_TASK BRIEF:_
Filter the records for "content" and keep each line that has it.

_TASK INPUTS:_
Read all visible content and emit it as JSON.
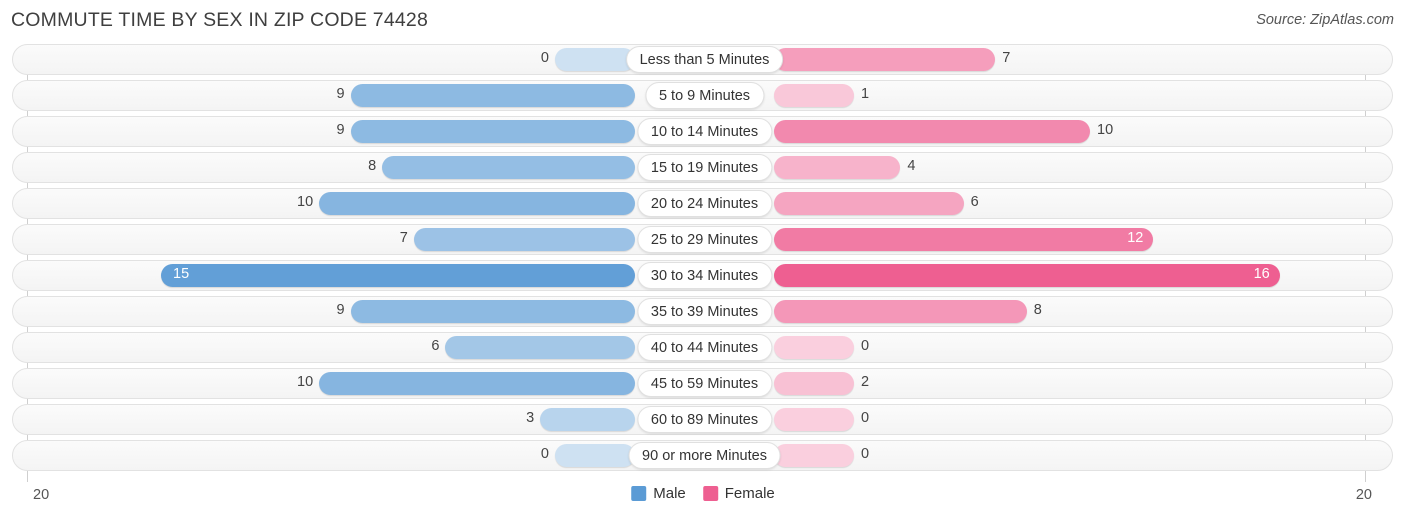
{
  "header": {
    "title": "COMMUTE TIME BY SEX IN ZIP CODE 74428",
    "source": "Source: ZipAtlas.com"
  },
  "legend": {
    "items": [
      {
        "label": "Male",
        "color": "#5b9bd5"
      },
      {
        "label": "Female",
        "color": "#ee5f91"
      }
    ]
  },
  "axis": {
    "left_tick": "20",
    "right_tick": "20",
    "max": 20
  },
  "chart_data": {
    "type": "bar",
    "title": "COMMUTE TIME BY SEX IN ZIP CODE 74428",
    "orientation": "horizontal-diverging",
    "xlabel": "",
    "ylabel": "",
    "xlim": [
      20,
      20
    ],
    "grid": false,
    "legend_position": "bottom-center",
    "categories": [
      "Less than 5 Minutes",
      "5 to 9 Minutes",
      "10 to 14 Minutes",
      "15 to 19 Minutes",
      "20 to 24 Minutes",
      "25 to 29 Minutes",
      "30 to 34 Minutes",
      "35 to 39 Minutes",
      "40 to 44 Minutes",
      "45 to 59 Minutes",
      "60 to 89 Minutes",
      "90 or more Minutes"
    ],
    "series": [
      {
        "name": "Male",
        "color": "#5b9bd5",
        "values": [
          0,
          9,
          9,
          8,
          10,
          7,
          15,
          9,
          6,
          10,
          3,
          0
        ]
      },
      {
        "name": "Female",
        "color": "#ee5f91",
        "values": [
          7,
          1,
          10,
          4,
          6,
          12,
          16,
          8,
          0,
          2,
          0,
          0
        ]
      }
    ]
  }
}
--
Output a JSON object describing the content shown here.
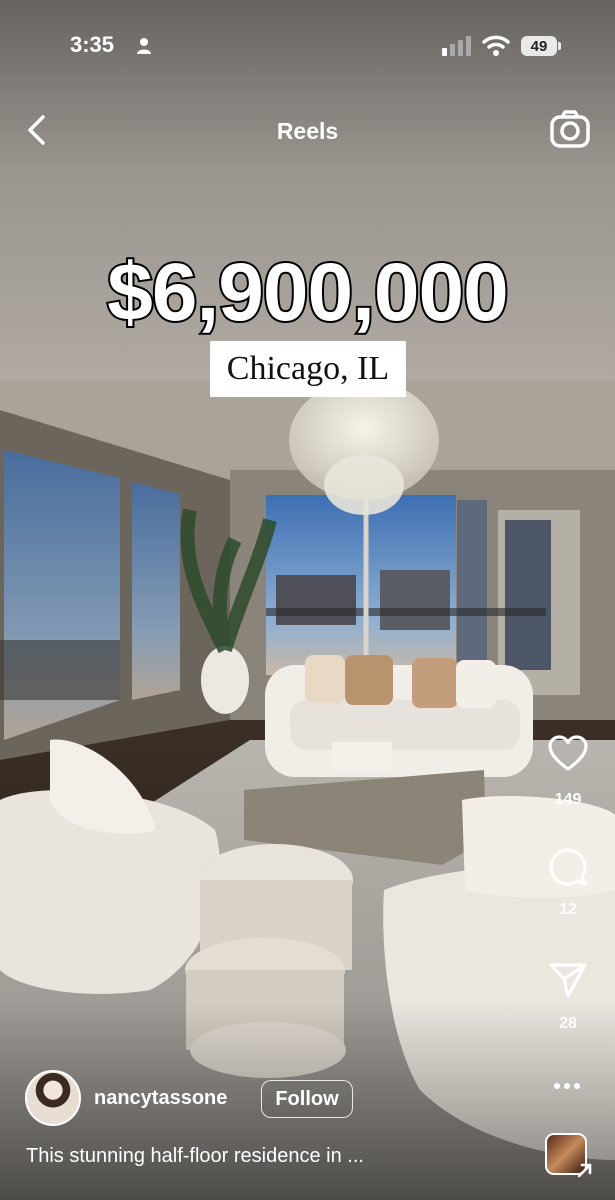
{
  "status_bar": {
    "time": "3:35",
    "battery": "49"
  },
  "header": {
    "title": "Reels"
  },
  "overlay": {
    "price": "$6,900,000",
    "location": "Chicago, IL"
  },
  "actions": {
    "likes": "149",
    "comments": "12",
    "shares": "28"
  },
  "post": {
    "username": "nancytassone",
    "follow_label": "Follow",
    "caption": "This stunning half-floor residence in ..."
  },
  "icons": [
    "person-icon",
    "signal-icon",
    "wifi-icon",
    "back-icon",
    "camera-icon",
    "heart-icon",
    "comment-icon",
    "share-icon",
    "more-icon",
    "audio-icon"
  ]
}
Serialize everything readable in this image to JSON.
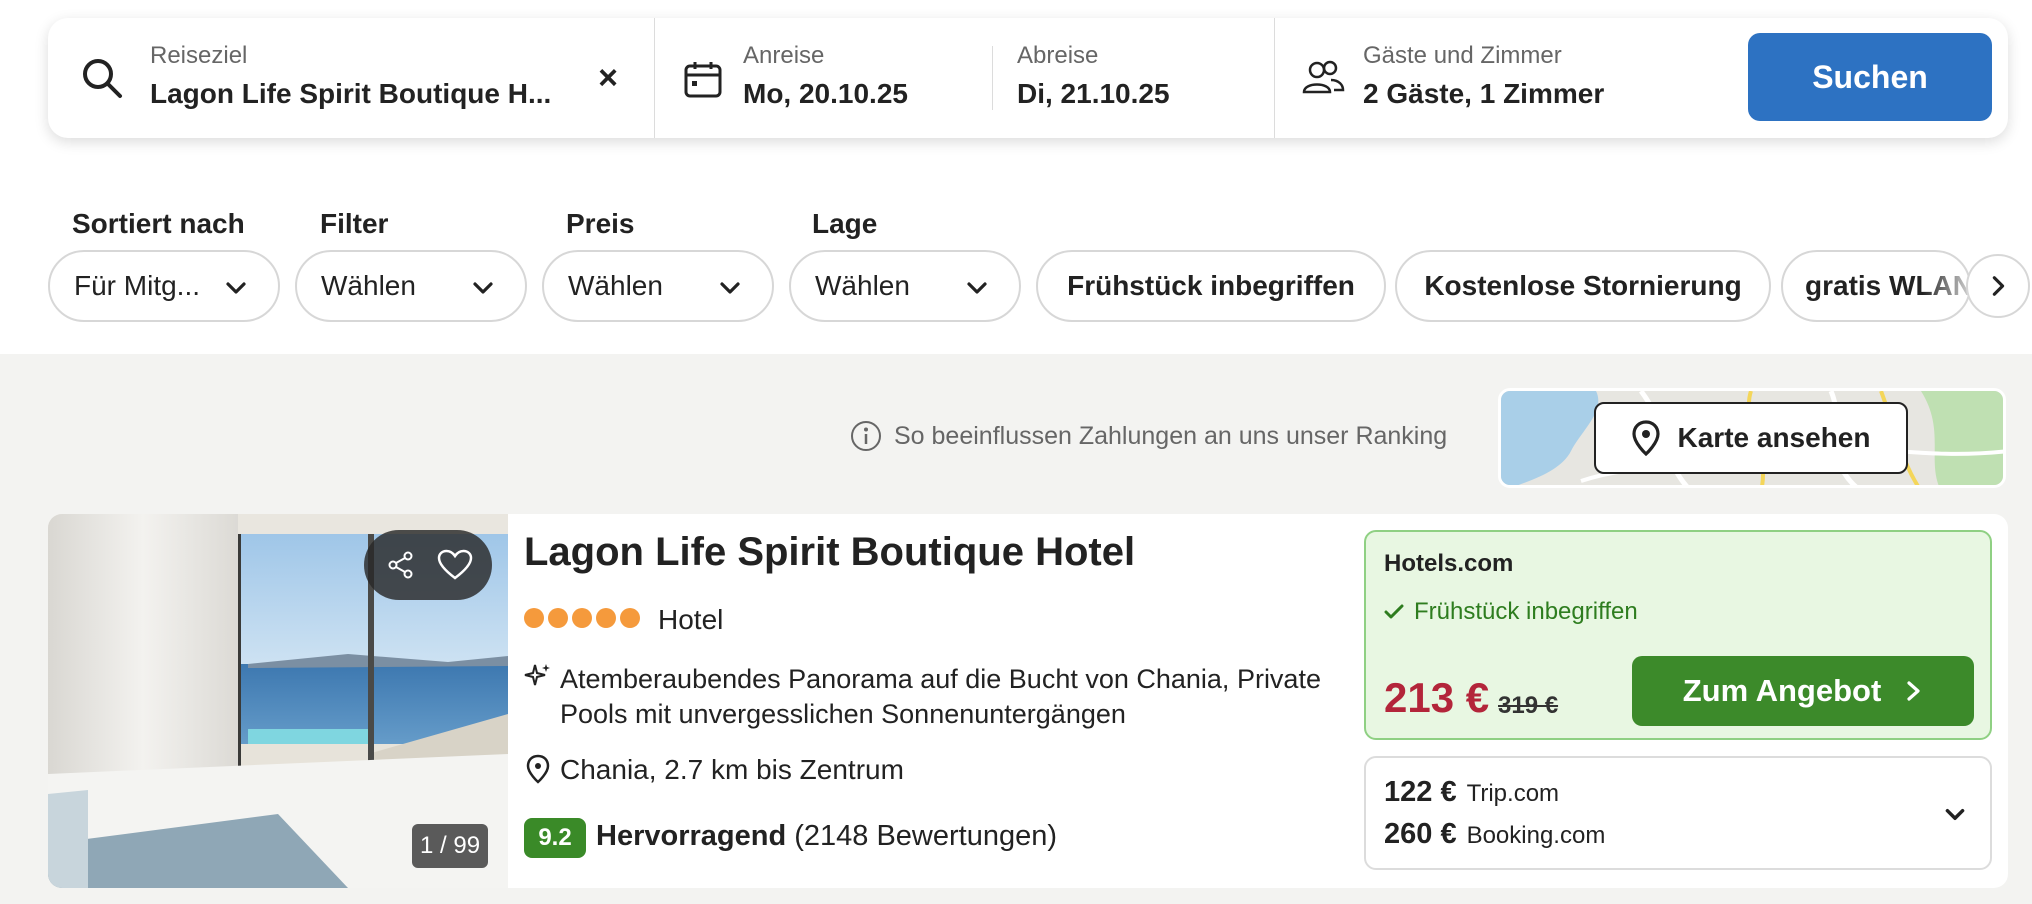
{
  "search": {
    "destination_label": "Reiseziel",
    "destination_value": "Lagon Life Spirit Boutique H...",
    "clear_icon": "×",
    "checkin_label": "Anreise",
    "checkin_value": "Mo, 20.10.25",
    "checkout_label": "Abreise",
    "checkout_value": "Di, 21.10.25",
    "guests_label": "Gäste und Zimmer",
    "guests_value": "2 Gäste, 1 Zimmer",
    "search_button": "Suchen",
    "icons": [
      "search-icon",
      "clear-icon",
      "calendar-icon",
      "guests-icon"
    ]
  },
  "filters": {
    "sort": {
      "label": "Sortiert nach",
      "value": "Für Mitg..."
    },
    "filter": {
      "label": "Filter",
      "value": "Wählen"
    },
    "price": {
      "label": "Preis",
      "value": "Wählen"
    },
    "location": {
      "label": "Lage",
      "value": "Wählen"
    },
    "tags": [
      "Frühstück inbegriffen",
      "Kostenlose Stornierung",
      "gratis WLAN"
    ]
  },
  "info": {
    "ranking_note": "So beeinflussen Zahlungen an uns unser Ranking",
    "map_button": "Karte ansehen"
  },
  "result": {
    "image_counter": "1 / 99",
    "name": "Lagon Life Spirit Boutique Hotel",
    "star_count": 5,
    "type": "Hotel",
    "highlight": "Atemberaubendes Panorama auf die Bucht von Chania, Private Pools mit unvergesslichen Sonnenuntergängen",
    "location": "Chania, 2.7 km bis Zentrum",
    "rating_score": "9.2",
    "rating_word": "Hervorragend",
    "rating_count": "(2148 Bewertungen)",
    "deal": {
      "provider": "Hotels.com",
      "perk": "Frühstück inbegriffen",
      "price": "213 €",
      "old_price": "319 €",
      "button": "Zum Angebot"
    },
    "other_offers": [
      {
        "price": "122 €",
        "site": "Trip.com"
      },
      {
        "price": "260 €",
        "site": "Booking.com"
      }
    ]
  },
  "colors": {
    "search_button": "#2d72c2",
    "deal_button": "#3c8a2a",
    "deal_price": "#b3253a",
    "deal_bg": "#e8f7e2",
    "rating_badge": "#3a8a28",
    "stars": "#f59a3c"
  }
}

_YOUR SOLUTION:_
Read all visible content and emit it as JSON.
Output a JSON object describing the content shown here.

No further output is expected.